Dear Mrs. Young:

            We were talking at the American Legion about the little steam locomotives that NCR used, and I told the following I remembered as a 14-year-old (1942) living in Edgemont:

1. Mr. Deeds got the idea in Europe.
2. There were four engines: Rubicon, South Park, St. Clair and ?
3. They were like thermos bottles and filled with steam twice a day. A Navy veteran said he worked on steam engines and they have to have generated steam. He is right, but I think it was taken care of at the roundhouse.

            Could you shed any light about the little NCR locomotives in your column?

            John M. Brackett
            6515 Azure Way

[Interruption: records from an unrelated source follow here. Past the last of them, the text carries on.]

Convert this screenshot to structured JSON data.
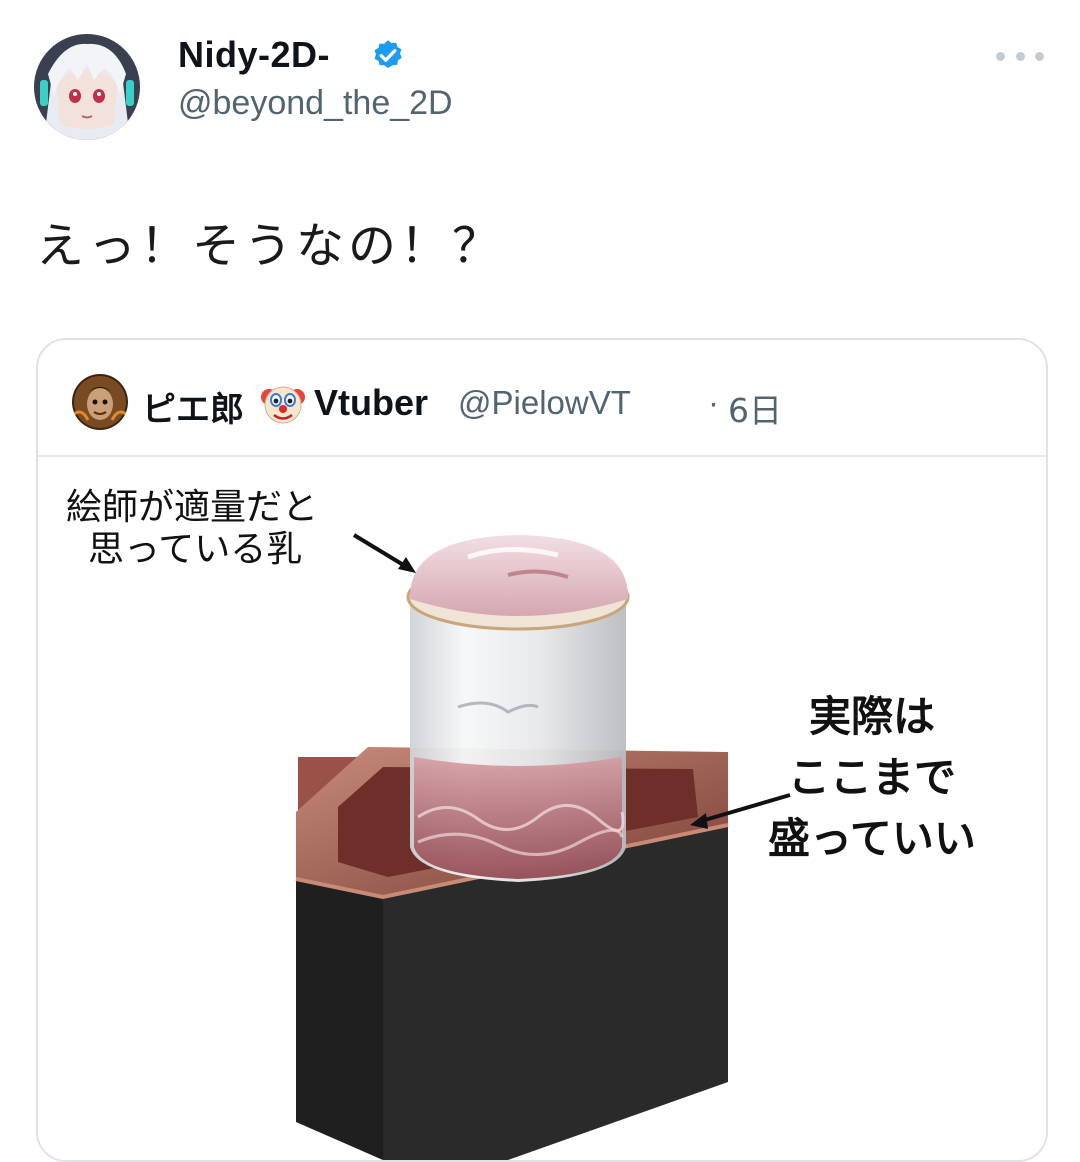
{
  "author": {
    "display_name": "Nidy-2D-",
    "handle": "@beyond_the_2D",
    "verified": true,
    "avatar_icon": "anime-girl-avatar"
  },
  "tweet": {
    "text": "えっ！そうなの！？"
  },
  "quote": {
    "display_name_part1": "ピエ郎",
    "emoji": "clown-face",
    "display_name_part2": "Vtuber",
    "handle": "@PielowVT",
    "separator": "·",
    "time": "6日",
    "image": {
      "label_top_line1": "絵師が適量だと",
      "label_top_line2": "思っている乳",
      "label_right_line1": "実際は",
      "label_right_line2": "ここまで",
      "label_right_line3": "盛っていい"
    }
  },
  "colors": {
    "verified_blue": "#1d9bf0",
    "secondary_text": "#536471",
    "border": "#dfe3e7"
  }
}
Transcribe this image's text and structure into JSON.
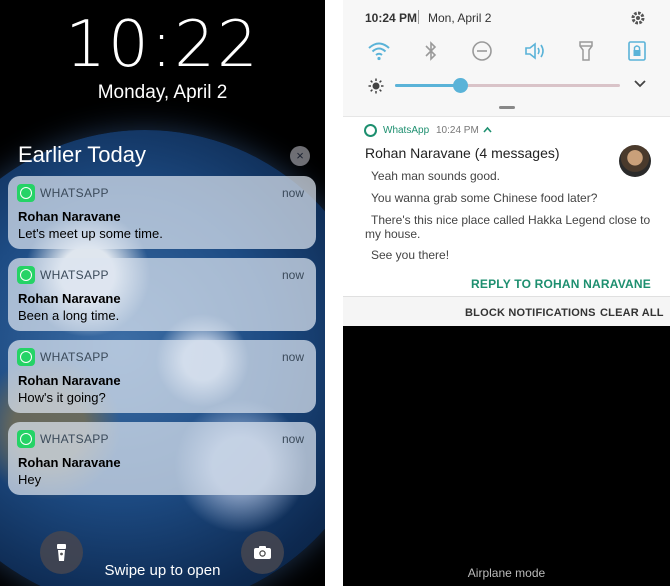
{
  "ios": {
    "time": "10:22",
    "date": "Monday, April 2",
    "section_title": "Earlier Today",
    "clear_glyph": "×",
    "notifications": [
      {
        "app": "WHATSAPP",
        "when": "now",
        "sender": "Rohan Naravane",
        "body": "Let's meet up some time."
      },
      {
        "app": "WHATSAPP",
        "when": "now",
        "sender": "Rohan Naravane",
        "body": "Been a long time."
      },
      {
        "app": "WHATSAPP",
        "when": "now",
        "sender": "Rohan Naravane",
        "body": "How's it going?"
      },
      {
        "app": "WHATSAPP",
        "when": "now",
        "sender": "Rohan Naravane",
        "body": "Hey"
      }
    ],
    "flashlight_icon": "flashlight-icon",
    "camera_icon": "camera-icon",
    "swipe_text": "Swipe up to open"
  },
  "android": {
    "status": {
      "time": "10:24 PM",
      "date": "Mon, April 2"
    },
    "quick_settings": [
      {
        "icon": "wifi-icon",
        "active": true
      },
      {
        "icon": "bluetooth-icon",
        "active": false
      },
      {
        "icon": "do-not-disturb-icon",
        "active": false
      },
      {
        "icon": "sound-icon",
        "active": true
      },
      {
        "icon": "flashlight-icon",
        "active": false
      },
      {
        "icon": "screen-lock-icon",
        "active": true
      }
    ],
    "brightness": {
      "level": 0.29
    },
    "notification": {
      "app": "WhatsApp",
      "time": "10:24 PM",
      "title": "Rohan Naravane (4 messages)",
      "messages": [
        "Yeah man sounds good.",
        "You wanna grab some Chinese food later?",
        "There's this nice place called Hakka Legend close to",
        "my house.",
        "See you there!"
      ],
      "reply_label": "REPLY TO ROHAN NARAVANE"
    },
    "actions": {
      "block": "BLOCK NOTIFICATIONS",
      "clear": "CLEAR ALL"
    },
    "footer": "Airplane mode",
    "colors": {
      "accent": "#5ab3d8",
      "whatsapp_green": "#1d8f6f",
      "inactive_icon": "#9a9a9a"
    }
  }
}
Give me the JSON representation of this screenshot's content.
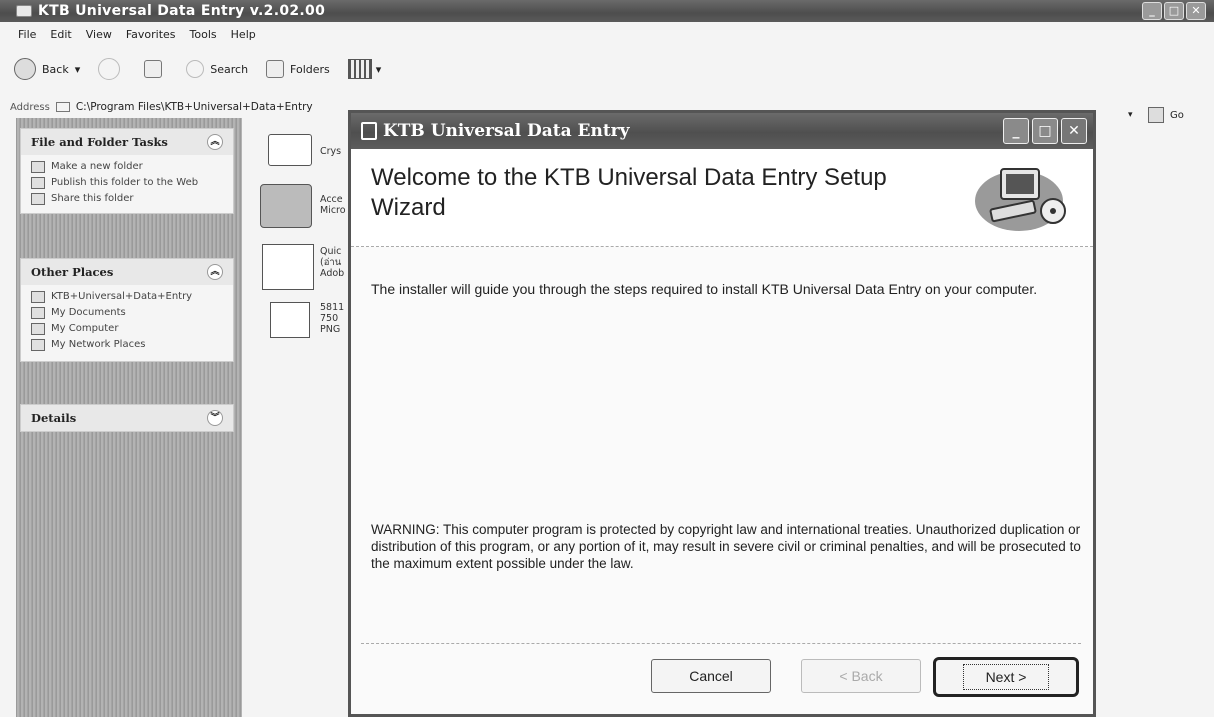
{
  "explorer": {
    "title": "KTB Universal Data Entry v.2.02.00",
    "menu": [
      "File",
      "Edit",
      "View",
      "Favorites",
      "Tools",
      "Help"
    ],
    "toolbar": {
      "back": "Back",
      "search": "Search",
      "folders": "Folders"
    },
    "address_label": "Address",
    "address_path": "C:\\Program Files\\KTB+Universal+Data+Entry",
    "go_label": "Go"
  },
  "task_pane": {
    "file_folder_tasks": {
      "title": "File and Folder Tasks",
      "items": [
        "Make a new folder",
        "Publish this folder to the Web",
        "Share this folder"
      ]
    },
    "other_places": {
      "title": "Other Places",
      "items": [
        "KTB+Universal+Data+Entry",
        "My Documents",
        "My Computer",
        "My Network Places"
      ]
    },
    "details": {
      "title": "Details"
    }
  },
  "files": [
    {
      "name": "Crys"
    },
    {
      "name": "Acce",
      "sub": "Micro"
    },
    {
      "name": "Quic",
      "sub": "(อ่าน",
      "sub2": "Adob"
    },
    {
      "name": "5811",
      "sub": "750",
      "sub2": "PNG"
    }
  ],
  "dialog": {
    "title": "KTB Universal Data Entry",
    "heading": "Welcome to the KTB Universal Data Entry Setup Wizard",
    "intro": "The installer will guide you through the steps required to install KTB Universal Data Entry on your computer.",
    "warning": "WARNING: This computer program is protected by copyright law and international treaties. Unauthorized duplication or distribution of this program, or any portion of it, may result in severe civil or criminal penalties, and will be prosecuted to the maximum extent possible under the law.",
    "buttons": {
      "cancel": "Cancel",
      "back": "< Back",
      "next": "Next >"
    }
  }
}
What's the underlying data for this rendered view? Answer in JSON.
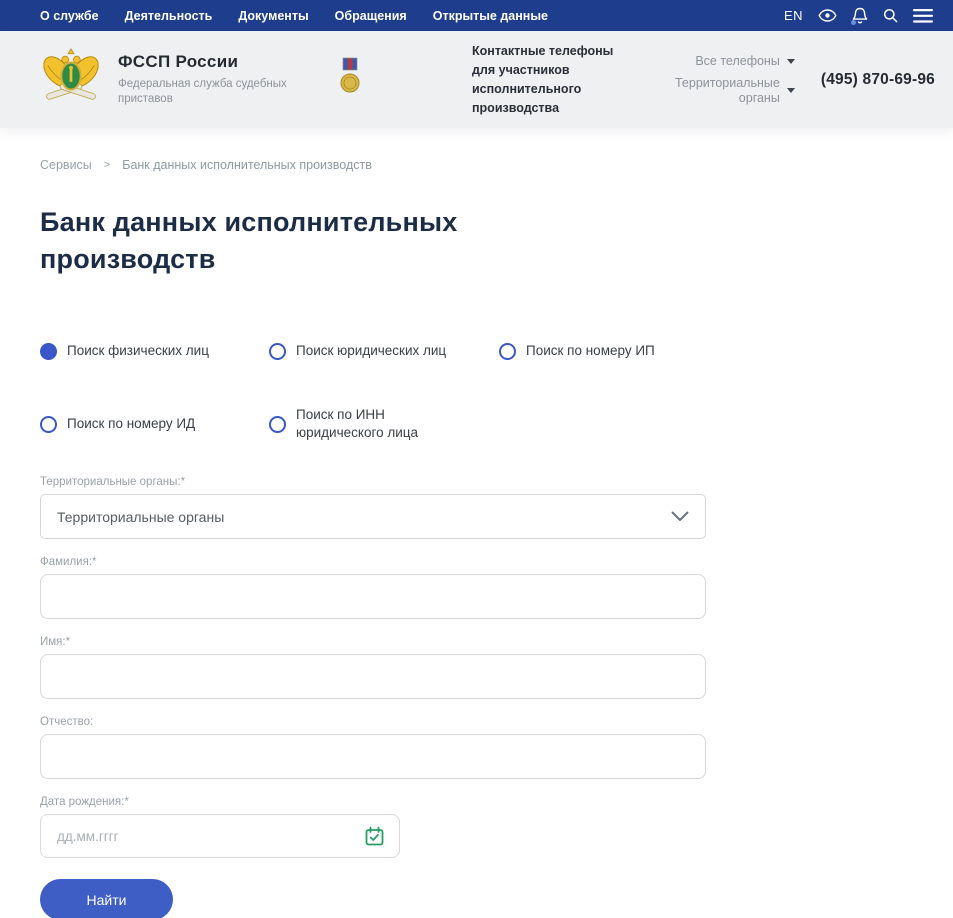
{
  "nav": {
    "items": [
      "О службе",
      "Деятельность",
      "Документы",
      "Обращения",
      "Открытые данные"
    ],
    "lang": "EN",
    "icons": [
      "eye-icon",
      "bell-icon",
      "search-icon",
      "menu-icon"
    ]
  },
  "header": {
    "org_name": "ФССП России",
    "org_subtitle": "Федеральная служба судебных приставов",
    "contact_title": "Контактные телефоны для участников исполнительного производства",
    "all_phones_label": "Все телефоны",
    "territorial_label": "Территориальные органы",
    "phone": "(495) 870-69-96",
    "icons": [
      "fssp-emblem",
      "medal-icon"
    ]
  },
  "breadcrumb": {
    "items": [
      "Сервисы",
      "Банк данных исполнительных производств"
    ]
  },
  "page": {
    "title": "Банк данных исполнительных производств"
  },
  "search_types": [
    {
      "label": "Поиск физических лиц",
      "selected": true
    },
    {
      "label": "Поиск юридических лиц",
      "selected": false
    },
    {
      "label": "Поиск по номеру ИП",
      "selected": false
    },
    {
      "label": "Поиск по номеру ИД",
      "selected": false
    },
    {
      "label": "Поиск по ИНН юридического лица",
      "selected": false
    }
  ],
  "form": {
    "territorial_label": "Территориальные органы:*",
    "territorial_value": "Территориальные органы",
    "lastname_label": "Фамилия:*",
    "lastname_value": "",
    "firstname_label": "Имя:*",
    "firstname_value": "",
    "patronymic_label": "Отчество:",
    "patronymic_value": "",
    "birthdate_label": "Дата рождения:*",
    "birthdate_placeholder": "дд.мм.гггг",
    "birthdate_value": "",
    "calendar_icon": "calendar-check-icon",
    "submit_label": "Найти"
  },
  "colors": {
    "nav_blue": "#1f3d8d",
    "header_bg": "#eef0f2",
    "accent_blue": "#3a57c8",
    "button_blue": "#3e5ec5",
    "title_dark": "#1c2b46",
    "calendar_green": "#259d63"
  }
}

            As you probably remember, the founder of NCR, John H. Patterson, was a unique man. For one thing, he detested dirt. He wanted his plant to look like a college campus rather than a dirty old factory. He planted trees and geraniums and grass, and the sandstone buildings had big windows so the workers could look out and see pleasant vistas.
            Smoke-belching, sooty old switch engines would pollute the air, blacken the sandstone and speckle the geraniums, and he would have none of that.
            On a trip to Germany he saw fireless steam locomotives used in factory yards. They would be just the thing for NCR!
            On his return he had three locomotives built at the Lima Locomotive Works. The Rubicon (1909), the South Park (1910) and the Dayton (1913) were among the first fireless locomotives in the country.
            They were indeed built somewhat like giant thermos bottles with cylinders and wheels. The tank of each was filled two-thirds with water and charged from a 150-lb. steam line in the powerhouse.
            "As the Rubicon's engineer opened the throttle," explains the Carillon Historical Park booklet, The Fireless Locomotive, "steam passed through a reducing valve and reached the cylinders at 60 pounds per square inch. The steam charge at 370 degrees F. gradually converted some of the water to steam."
            Depending on the work load, the little locomotives ran three or four hours on a charge. A 2-inch layer of magnesia insulated the tank, which was fitted with baffles to keep the water from sloshing when the engine started and stopped.
            Compressed air from tanks replenished at the roundhouse rang the bell and sanded the rails in icy weather. Batteries for the lights were also recharged at the roundhouse. Brakes were mechanical.
            Although they were clean, the little locomotives had some faults. When the engine was pulling an exceptionally heavy load, such as four or five coal cars, the brakes were not strong enough to stop quickly. Visibility from the cab was limited and became hazardous as the factory grew and more automobiles and pedestrians crossed the yards. The Rubicon received a bent driving rod when a touring car slid into it in 1915. The automobile was badly smashed; one wheel was crushed and the rear part of the chassis caved in.
            Maintenance costs, as the years passed, became prohibitive. The time came when nobody sold replacement wheels, so they had to be cast at the factory. Other parts had to be fashioned by toolmakers. Toward the end, it took two mechanics working full time just to keep the engines running, to say nothing of the $16,000 annual maintenance bills.
            The little locomotives long outlasted Patterson, who died in 1922, and company officials decided to replace them with a diesel-electric locomotive, a 50-ton 8-wheel machine manufactured by General Electric Co. at Erie, Pa. The South Park and Dayton were sold for scrap, but the Rubicon was cleaned up, painted and its brass work polished. It was placed on exhibit in its own building in Carillon Historical Park July 16, 1962. So far as the Carillon Park staff knows, it is the very last example of its kind.